December 9: Preliminary Presentations


Monograph Analysis:

Your Choice of Monograph is Due October 28
The Monograph Analysis is Due November 18, in both written and oral form.

Each student will read a monograph from a list provided of works that related to questions about women and power in the late nineteenth and early twentieth century. Students will then write a 1000-1500 word (normally 4-6 pages,double spaced in 12 point type) analysis of the work, and extract from it a 10 minute presentation for class. The analysis should

*identify the central point the author is trying to make
*place the author's focus and argument in the context of other works by historians we *have read this semester --that is, place the work in historiographical context and *identify its contribution to the historiography.
*briefly summarize the scope of the work--that is: what does the book cover
*briefly describe the kind of evidence the author uses
*and finally, evaluate whether the monograph is a "good book"--is it important to the *historiography? is it well written? is it worth reading?


Final Project Assignment:

Your final project should launch you into original research in primary documents relevant to women and power in the late nineteenth and early twentieth century. Resources abound: newspapers, government reports, autobiographies, popular magazines, manuscript records for both individuals and organizations. In this latter category, the Oberlin College Library has rich holdings in its microfilm collections, and the Oberlin College Archives includes an array of relevant sources. Your challenges will be:


You have a choice of two formats in which to frame your project

1. You may write a research paper, 10-12 pages in length, drawing on at lease six (6) primary documents, and at least two (2) secondary works not assigned for class.

2. You may do a "document based project" in which you frame a historical question and provide transcription, head note, and annotations for at least four primary documents that address your question. Students may choose to form small "teams" to undertake this project. Topics for this project should focus on materials available in the Oberlin College Archive.
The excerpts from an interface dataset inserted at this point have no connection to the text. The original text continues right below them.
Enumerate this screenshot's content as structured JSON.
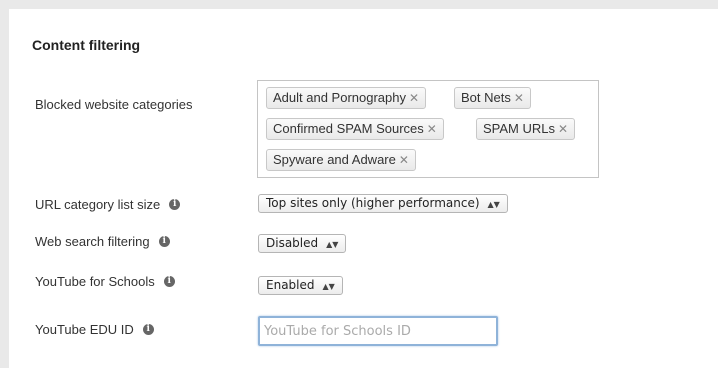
{
  "section": {
    "title": "Content filtering"
  },
  "blocked_categories": {
    "label": "Blocked website categories",
    "tags": [
      "Adult and Pornography",
      "Bot Nets",
      "Confirmed SPAM Sources",
      "SPAM URLs",
      "Spyware and Adware"
    ],
    "remove_glyph": "✕"
  },
  "url_list_size": {
    "label": "URL category list size",
    "selected": "Top sites only (higher performance)"
  },
  "web_search": {
    "label": "Web search filtering",
    "selected": "Disabled"
  },
  "youtube_schools": {
    "label": "YouTube for Schools",
    "selected": "Enabled"
  },
  "youtube_edu": {
    "label": "YouTube EDU ID",
    "value": "",
    "placeholder": "YouTube for Schools ID"
  },
  "icons": {
    "info": "info-icon",
    "select_arrow": "up-down-arrows-icon",
    "remove": "close-icon"
  }
}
A list of suggested sources will be distributed before Fall Break.

In either case, your topics must be submitted for approval by November 11. Final projects are due on December 17, the date for which the final exam would have been scheduled.

For some of the primary sources available in the Mudd Library collections, click here

For the Guide to Women's History Sources in the Oberlin College Archive, click here

For an example of a women's history website built around documents, see "How Did Oberlin College Women Students Draw on their Experience to Participate in Social Movements?"